4. Introducing Public Financing of Election Campaign

Since modern electioneering is indisputably essential to democracy but also inevitably expensive, TI-M proposes that the governments – at both federal and state levels – allocate a reasonable of funding to subsidize political parties and candidates. Such practices are found in many European, American and even Asian countries.

Forcing the contestants to depend solely on private funding incur two heavy costs on the citizenry:

(a) resource-poor citizens will shy away from politics;

(b) elected representatives may return the favour of their sponsors in public decision making.

Public/State subsidy for electioneering can be allocated to various contestants in many objective formulas – one of them is through their vote shares in previous election.

TI-M believes that the four reforms listed above are vital for transparent, free and fair elections in Malaysia. They should be included in the terms of reference for the Royal Commission on Electoral Reform (RCER) called for by the civil society. TI-M is pleased to offer its input in such discussions after the elections.

Reforms in the following areas will also have positive impacts for transparent, free and fair elections:

– Equitable access to the media, print as well as electronic, for all political parties.
– Allow peaceful political rallies
– Bar candidates with records of convictions for fraud and corruption
– Election Commission to bring about an electoral system and process that meets the requirements of transparency, integrity and accountability that complies with best practices as recommended by international bodies including the United Nations.
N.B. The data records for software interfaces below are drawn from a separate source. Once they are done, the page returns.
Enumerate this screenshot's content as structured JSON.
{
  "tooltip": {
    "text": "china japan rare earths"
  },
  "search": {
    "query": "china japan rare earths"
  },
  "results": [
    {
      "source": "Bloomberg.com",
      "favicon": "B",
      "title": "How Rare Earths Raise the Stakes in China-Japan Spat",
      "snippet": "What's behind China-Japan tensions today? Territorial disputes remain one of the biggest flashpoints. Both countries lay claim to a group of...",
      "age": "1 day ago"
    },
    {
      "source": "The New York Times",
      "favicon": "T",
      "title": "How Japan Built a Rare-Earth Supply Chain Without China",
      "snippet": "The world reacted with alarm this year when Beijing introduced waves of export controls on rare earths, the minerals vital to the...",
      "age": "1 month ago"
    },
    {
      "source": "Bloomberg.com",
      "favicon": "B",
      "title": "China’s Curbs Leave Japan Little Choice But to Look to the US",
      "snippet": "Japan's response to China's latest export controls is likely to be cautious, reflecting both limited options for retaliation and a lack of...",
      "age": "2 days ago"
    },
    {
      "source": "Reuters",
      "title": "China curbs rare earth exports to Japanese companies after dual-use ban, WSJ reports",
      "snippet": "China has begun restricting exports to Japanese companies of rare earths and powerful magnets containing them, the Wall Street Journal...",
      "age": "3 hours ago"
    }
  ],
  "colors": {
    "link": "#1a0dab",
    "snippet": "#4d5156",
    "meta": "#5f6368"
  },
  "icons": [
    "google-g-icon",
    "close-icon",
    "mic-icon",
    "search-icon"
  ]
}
This includes ensuring that the principle of “one man, one vote” is adhered to as far as possible.

Tan Sri (Dr) Ramon V. Navaratnam (President)
Dato Seri Megat Najmuddin Megat Khas (EXCO Member)
Richard Yeoh (Executive Director)